The Fulbright Program is the flagship international educational exchange program sponsored by the U.S. government and is designed to increase mutual understanding between the people of the United States and the people of other countries. The primary source of funding for the Fulbright Program is an annual appropriation made by the U.S. Congress to the U.S. Department of State, Bureau of Educational and Cultural Affairs. Participating governments and host institutions, corporations and foundations in foreign countries and in the United States also provide direct and indirect support. Recipients of Fulbright grants are selected on the basis of academic or professional achievement, as well as demonstrated leadership potential in their fields. The Program operates in over 155 countries worldwide. Each year Vassar College supports as many as 40+ applicants for Fulbright Grants. Vassar College will forward to the Fulbright Commission all appropriately completed applications for a Fulbright award. Recipients are chosen by the National Screening Committee.
Hattie Goodwin ‘21, ETA, Spain: I greatly respect the Fulbright fellowship's reputation for providing support for graduates from the United States to effectively assist educators abroad in teaching English to young people. I have always been drawn to the field of education due to its transformative potential. There are few places in which people are encouraged to be as open to new
opportunities as they are in the classroom space. Due to this potential, I feel excited at the prospect of sharing a classroom community with young people from backgrounds differing drastically from my own. A community such provides the opportunity for great cultural exchange. In regards to my choice in selecting Spain as a host country, I have found Spain to be incredibly rich in culture and
history. While studying abroad in Madrid, I found that simply walking to a cafe could cause me to stumble upon a piece of history dating back centuries. Additionally, I could be exposed to a much more recent yet no less fascinating history by sitting at the kitchen table with my host grandmother and asking her questions about being a young person during Franco's dictatorship. I also recognize that this country is not free from inequality and injustice even if its forms look different than they do in the United States. As I have chosen to focus deeply on inequality and social justice through my time at Vassar, I am eager to learn more about these dynamics in the context of my host community. Culture is not only defined by what makes a space enjoyable. I believe in order to get a deeper understanding of my host community, I must also learn about what challenges it faces.
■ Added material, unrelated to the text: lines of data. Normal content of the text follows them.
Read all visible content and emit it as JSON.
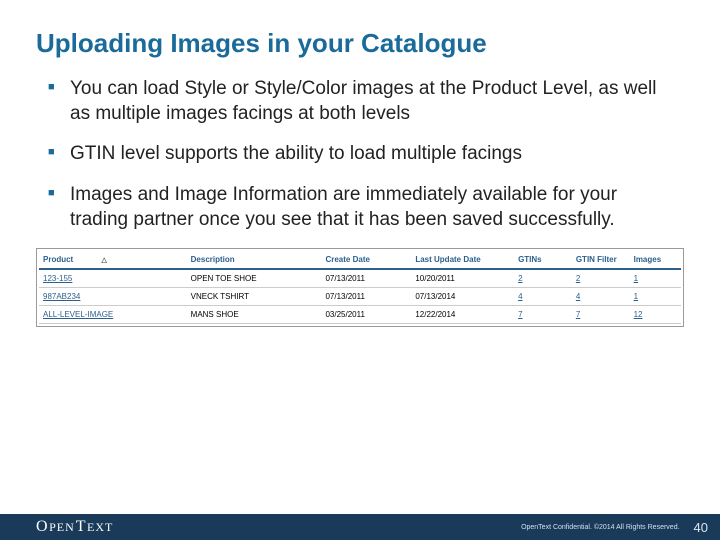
{
  "title": "Uploading Images in your Catalogue",
  "bullets": {
    "b1": "You can load Style or Style/Color images at the Product Level, as well as multiple images facings at both levels",
    "b2": "GTIN level supports the ability to load multiple facings",
    "b3": "Images and Image Information are immediately available for your trading partner once you see that it has been saved successfully."
  },
  "table": {
    "headers": {
      "product": "Product",
      "sort": "△",
      "description": "Description",
      "create_date": "Create Date",
      "last_update": "Last Update Date",
      "gtins": "GTINs",
      "gtin_filter": "GTIN Filter",
      "images": "Images"
    },
    "rows": [
      {
        "product": "123-155",
        "description": "OPEN TOE SHOE",
        "create_date": "07/13/2011",
        "last_update": "10/20/2011",
        "gtins": "2",
        "gtin_filter": "2",
        "images": "1"
      },
      {
        "product": "987AB234",
        "description": "VNECK TSHIRT",
        "create_date": "07/13/2011",
        "last_update": "07/13/2014",
        "gtins": "4",
        "gtin_filter": "4",
        "images": "1"
      },
      {
        "product": "ALL-LEVEL-IMAGE",
        "description": "MANS SHOE",
        "create_date": "03/25/2011",
        "last_update": "12/22/2014",
        "gtins": "7",
        "gtin_filter": "7",
        "images": "12"
      }
    ]
  },
  "footer": {
    "logo_open": "O",
    "logo_pen": "PEN",
    "logo_t": "T",
    "logo_ext": "EXT",
    "confidential": "OpenText Confidential. ©2014 All Rights Reserved.",
    "page": "40"
  }
}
Julie Morel ‘19, India: I will conduct an intersectional study amongst northern urban and southern rural regions in India to understand the different types of support people and their roles throughout a woman's perinatal life cycle. By speaking with low-income lactating women who have recently given birth, I will seek to understand whether or not their care-seeking experiences
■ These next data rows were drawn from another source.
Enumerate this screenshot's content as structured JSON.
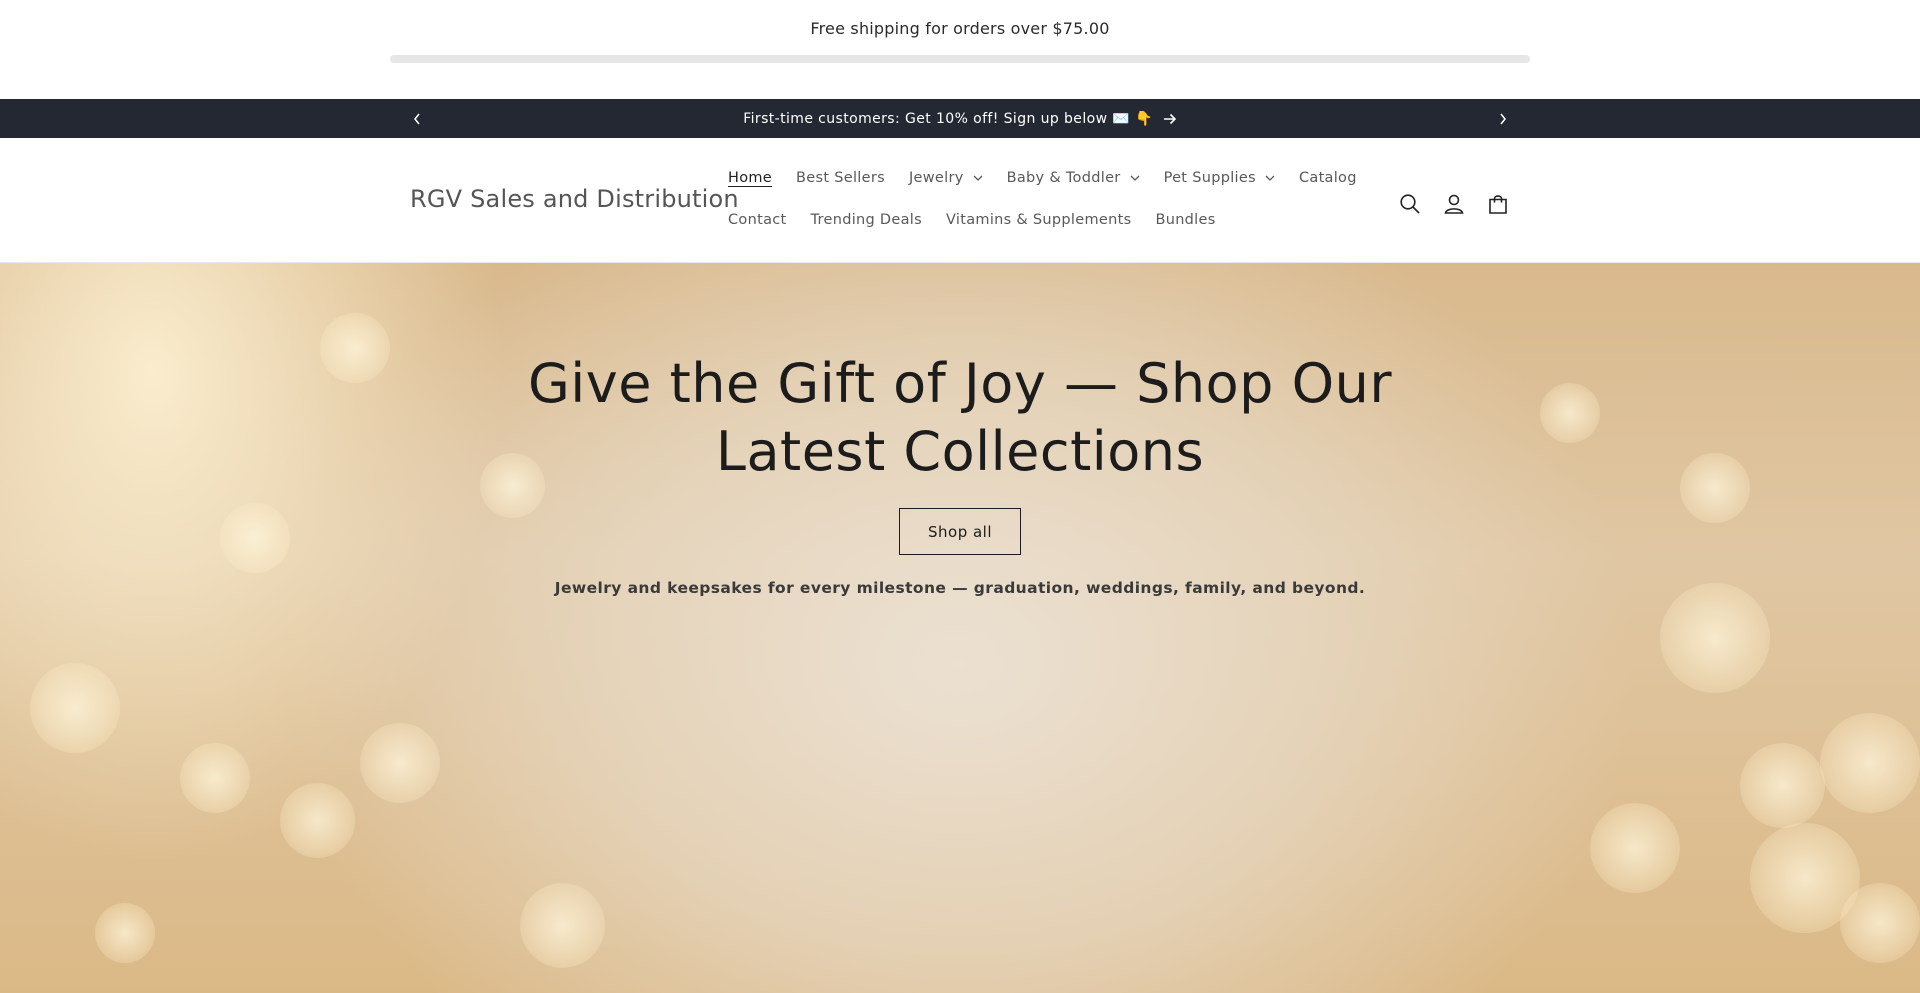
{
  "shipping": {
    "text": "Free shipping for orders over $75.00",
    "progress": 0
  },
  "announcement": {
    "text": "First-time customers: Get 10% off! Sign up below ✉️ 👇",
    "prev_icon": "chevron-left-icon",
    "next_icon": "chevron-right-icon",
    "arrow_icon": "arrow-right-icon"
  },
  "header": {
    "logo": "RGV Sales and Distribution",
    "nav_row1": [
      {
        "label": "Home",
        "active": true
      },
      {
        "label": "Best Sellers"
      },
      {
        "label": "Jewelry",
        "dropdown": true
      },
      {
        "label": "Baby & Toddler",
        "dropdown": true
      },
      {
        "label": "Pet Supplies",
        "dropdown": true
      },
      {
        "label": "Catalog"
      }
    ],
    "nav_row2": [
      {
        "label": "Contact"
      },
      {
        "label": "Trending Deals"
      },
      {
        "label": "Vitamins & Supplements"
      },
      {
        "label": "Bundles"
      }
    ],
    "icons": [
      "search-icon",
      "account-icon",
      "cart-icon"
    ]
  },
  "hero": {
    "title": "Give the Gift of Joy — Shop Our Latest Collections",
    "button": "Shop all",
    "subtitle": "Jewelry and keepsakes for every milestone — graduation, weddings, family, and beyond."
  },
  "colors": {
    "announcement_bg": "#242833",
    "text_dark": "#121212",
    "hero_gold": "#d9b98c"
  }
}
were intentional or unintentional, and how the interactions with their support networks followed. Ultimately, this research aims to analyze how pregnant and birthing women can be better supported throughout their perinatal period, and how the impact of these different support people can be expanded in all types of settings -- institutionalized or at home, urban or rural. Unfortunately, the non-clinical side of perinatal care is quite misunderstood in India and therefore holds very little value. However, countless studies worldwide are revealing that birth outcomes are often swayed heavily by the presence of a support person prior to and during birth, so this research aims to understand its value in an Indian cultural context. Based for the first half in New Delhi with The George Institute for Global Health and for the second half in rural Karnataka with the Bangalore Birth Network, this research hopes to span across geographical confines, understanding the struggles of homeless mothers in India's capital as well as in rural villages in a post-covid-19 world, where out-of-hospital birth rates have been soaring.